The term "fiscal cliff" is being bantered around more and more these days, so much perhaps that many of us have become numb to the idea.
The term refers to both the simultaneous expiration of the current lower income tax rates (Bush tax cuts) and the payroll tax “holiday” that has been in place for two years. It also includes the automatic federal government spending “sequestrations” that were put in place as part of the debt ceiling compromise of 2011. The sequestrations could theoretically reduce federal government spending by about $50 billion in 2013.
The combination of these fiscal changes are feared to present a real risk to our economy, a risk that could push the U.S. over the “fiscal” cliff into renewed recession.
Unfortunately, when we become numb to something we tend to ignore it, and while the stock market certainly seems to be taking this issue in stride, there are some serious financial planning issues associated with the pending policy changes that could have a serious impact on middle class families.
One big issue flying under the radar involves estate taxes. I personally believe that most of the fiscal cliff problems with taxes will be solved. Despite the president’s fair share rhetoric, raising income taxes in a weak growth environment will be difficult to justify, and involves considerable political risk.
The estate tax however, is much more manageable politically and could be extremely profitable for the government. The changes in store for the estate tax are simply huge with tax rules reverting back to 2001 levels.
What this means is in 2012 both the estate tax and lifetime gift tax exemption are $5,120,000 per person and $10,240,000 per couple, with a 35 percent top tax rate.

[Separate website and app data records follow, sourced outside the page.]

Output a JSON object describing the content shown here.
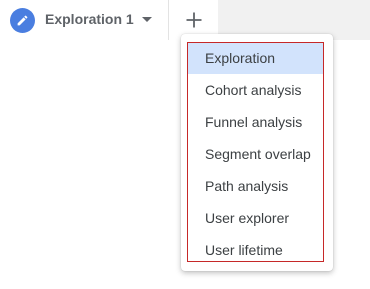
{
  "tab": {
    "title": "Exploration 1"
  },
  "add_tab": {
    "icon": "plus-icon"
  },
  "menu": {
    "items": [
      {
        "label": "Exploration",
        "selected": true
      },
      {
        "label": "Cohort analysis",
        "selected": false
      },
      {
        "label": "Funnel analysis",
        "selected": false
      },
      {
        "label": "Segment overlap",
        "selected": false
      },
      {
        "label": "Path analysis",
        "selected": false
      },
      {
        "label": "User explorer",
        "selected": false
      },
      {
        "label": "User lifetime",
        "selected": false
      }
    ]
  },
  "colors": {
    "accent": "#4a7ee0",
    "selected_bg": "#d2e3fc",
    "annotation_border": "#c62828"
  }
}
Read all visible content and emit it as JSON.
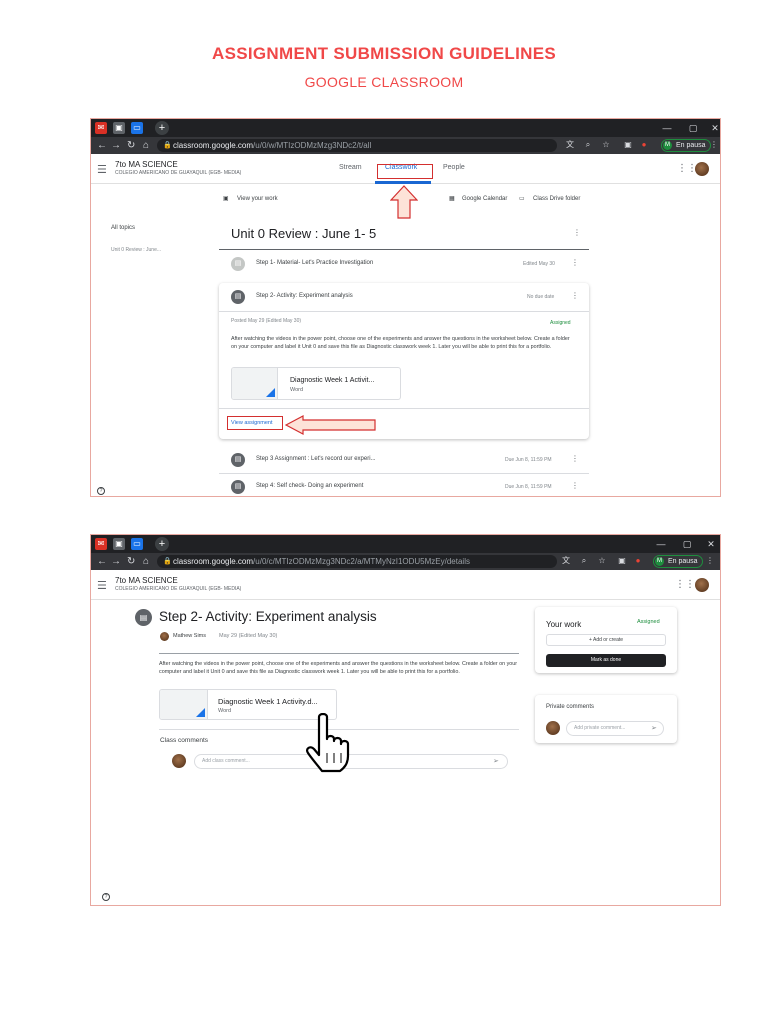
{
  "doc": {
    "title": "ASSIGNMENT SUBMISSION GUIDELINES",
    "subtitle": "GOOGLE CLASSROOM"
  },
  "colors": {
    "accent_red": "#f04848",
    "assigned_green": "#1e8e3e",
    "chrome_dark": "#202124"
  },
  "screenshot1": {
    "browser": {
      "url_host": "classroom.google.com",
      "url_path": "/u/0/w/MTIzODMzMzg3NDc2/t/all",
      "profile": "En pausa",
      "profile_initial": "M"
    },
    "class_name": "7to MA SCIENCE",
    "school": "COLEGIO AMERICANO DE GUAYAQUIL (EGB- MEDIA)",
    "tabs": [
      "Stream",
      "Classwork",
      "People"
    ],
    "view_your_work": "View your work",
    "google_calendar": "Google Calendar",
    "drive_folder": "Class Drive folder",
    "sidebar": {
      "all_topics": "All topics",
      "topic_item": "Unit 0 Review : June..."
    },
    "topic_title": "Unit 0 Review : June 1- 5",
    "items": [
      {
        "title": "Step 1- Material- Let's Practice Investigation",
        "meta": "Edited May 30"
      },
      {
        "title": "Step 2- Activity: Experiment analysis",
        "meta": "No due date"
      },
      {
        "title": "Step 3 Assignment : Let's record our experi...",
        "meta": "Due Jun 8, 11:59 PM"
      },
      {
        "title": "Step 4: Self check- Doing an experiment",
        "meta": "Due Jun 8, 11:59 PM"
      }
    ],
    "expanded": {
      "posted": "Posted May 29 (Edited May 30)",
      "status": "Assigned",
      "description": "After watching the videos in the power point, choose one of the experiments and answer the questions in the worksheet below. Create a folder on your computer and label it Unit 0 and save this file as Diagnostic classwork week 1. Later you will be able to print this for a portfolio.",
      "attachment_title": "Diagnostic Week 1 Activit...",
      "attachment_type": "Word",
      "view_assignment": "View assignment"
    }
  },
  "screenshot2": {
    "browser": {
      "url_host": "classroom.google.com",
      "url_path": "/u/0/c/MTIzODMzMzg3NDc2/a/MTMyNzI1ODU5MzEy/details",
      "profile": "En pausa",
      "profile_initial": "M"
    },
    "class_name": "7to MA SCIENCE",
    "school": "COLEGIO AMERICANO DE GUAYAQUIL (EGB- MEDIA)",
    "assignment_title": "Step 2- Activity: Experiment analysis",
    "author": "Mathew Sims",
    "date": "May 29 (Edited May 30)",
    "description": "After watching the videos in the power point, choose one of the experiments and answer the questions in the worksheet below. Create a folder on your computer and label it Unit 0 and save this file as Diagnostic classwork week 1. Later you will be able to print this for a portfolio.",
    "attachment_title": "Diagnostic Week 1 Activity.d...",
    "attachment_type": "Word",
    "class_comments": "Class comments",
    "add_class_comment": "Add class comment...",
    "your_work": "Your work",
    "status": "Assigned",
    "add_or_create": "Add or create",
    "mark_as_done": "Mark as done",
    "private_comments": "Private comments",
    "add_private_comment": "Add private comment..."
  }
}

But beginning in 2013, the exemptions will drop to $1 million per person ($2 million per couple) and have an effective top tax rate of 55 percent.
Congressional Budget Office estimates suggest the tax revenues resulting from these changes could be as high as $500 billion over the next 10 years, and as we all know, the Feds desperately need the money, which is why I believe the estate tax could be the ideal compromise issue for the Republicans. Expect estate taxes to go up.
This issue could become particularly problematic for our local farmers. With agricultural land values at all-time highs (as high as $9,500 an acre) it doesn’t take a big farm to put an estate into tax trouble.
Fortunately there still are some attractive planning tools available and a little bit of time. Estate planning can be complicated, so if you’re concerned about these changes get advice. This is an area where a good financial adviser and good estate planning attorney can bring a lot of value.